As a beginning photographer, this can be a deeply rewarding process. I can remember being thrilled if a photo attracted 100 views and really soaking up every positive comment. But, what starts out as welcome encourage can feed an unhealthy obsession with validation. As I mentioned last week, choosing who you listen to, becomes increasingly important as you seek to improve your photography.
And, I believe this whole dynamic is worse when the validation is clearly a numbers game, as it is on 500px (and to a lesser extent on Instagram).
The Hobbyist Or The Photographer
Some photographers have told me about the sense of community they find on Flickr and to a lesser extent on 500px. While I see evidence of that, it very much feels like a hobbyist community. When I use the word hobby, I don’t just mean doing it part-time, or occasionally. A hobby is more like an obsession; the hobbyist wants to hang around with other hobbyists, talk about the hobby all the time, obsess over its details.
As much as I love photography, I don’t want to spend all my time talking to other photographers. Sure, it can be fun to share stories and compare experiences. But, get any group of photographers together and eventually someone will start talking about chromatic aberration, focus-shift or barrel distortion. Too much shop-talk can give you a very insular outlook on photography and really take your the big creative prize.
“The technician always kills the artist”
– Peter Reardon
I firmly believe finding your voice as a photographer involves learning to communicate visually with non-photographers. This is a skill few books or blogs ever discuss and no workshop I’ve attended ever really addressed. It’s a skill that will broaden your appeal and help you find work and, I believe, it’s a skill that can be easy dampened hanging around online photo-hobby communities.
Where To From Here
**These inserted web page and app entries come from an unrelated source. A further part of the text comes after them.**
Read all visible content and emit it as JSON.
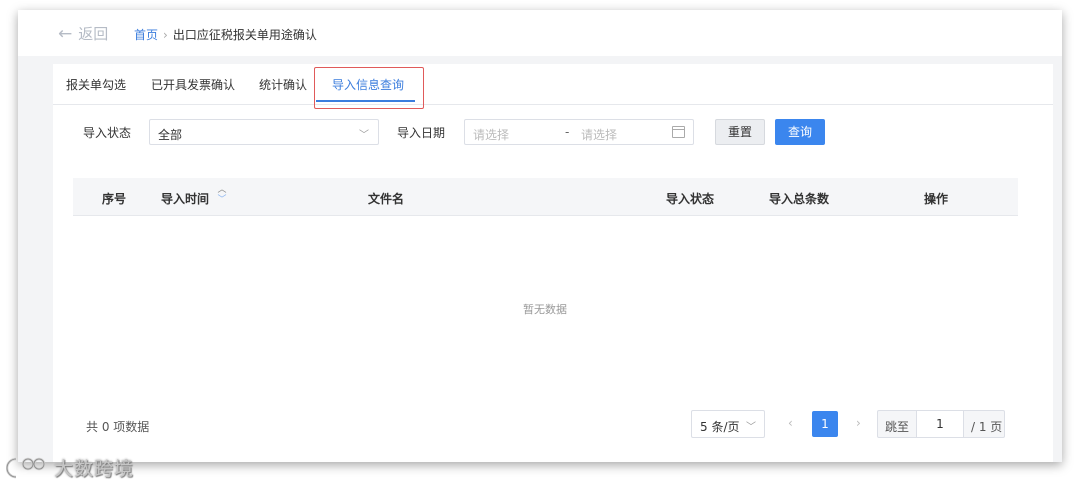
{
  "header": {
    "back_label": "返回",
    "breadcrumb": {
      "home": "首页",
      "separator": "›",
      "current": "出口应征税报关单用途确认"
    }
  },
  "tabs": [
    {
      "label": "报关单勾选"
    },
    {
      "label": "已开具发票确认"
    },
    {
      "label": "统计确认"
    },
    {
      "label": "导入信息查询"
    }
  ],
  "filters": {
    "status_label": "导入状态",
    "status_value": "全部",
    "date_label": "导入日期",
    "date_start_placeholder": "请选择",
    "date_separator": "-",
    "date_end_placeholder": "请选择",
    "reset_label": "重置",
    "query_label": "查询"
  },
  "table": {
    "columns": [
      "序号",
      "导入时间",
      "文件名",
      "导入状态",
      "导入总条数",
      "操作"
    ],
    "empty_text": "暂无数据"
  },
  "pagination": {
    "total_text": "共 0 项数据",
    "page_size": "5 条/页",
    "prev": "‹",
    "current_page": "1",
    "next": "›",
    "jump_label": "跳至",
    "jump_value": "1",
    "total_pages": "/ 1 页"
  },
  "watermark": {
    "text": "大数跨境"
  },
  "colors": {
    "accent": "#3b86ee",
    "highlight_box": "#e05a5a",
    "link": "#3b7ddd"
  }
}
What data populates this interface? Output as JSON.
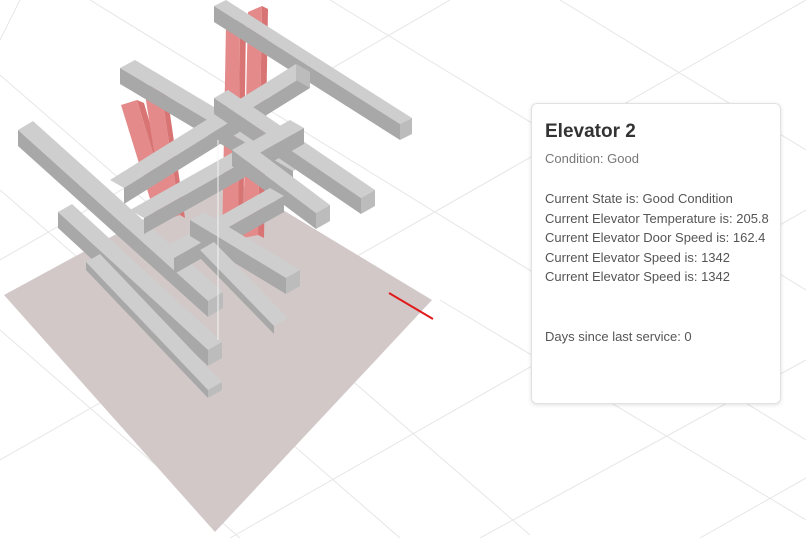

While I’m going to keep my Instagram account, I won’t be hosting my main photographic work on any other sites for 2013. I have a small gallery on this site and there’s plenty I can do to improve here. Overwhelmingly, the photographers I admire showcase their best work on their own sites. Take a look at how Chase Jarvis, David duChemin, Ami Vitale and William Ellis do it.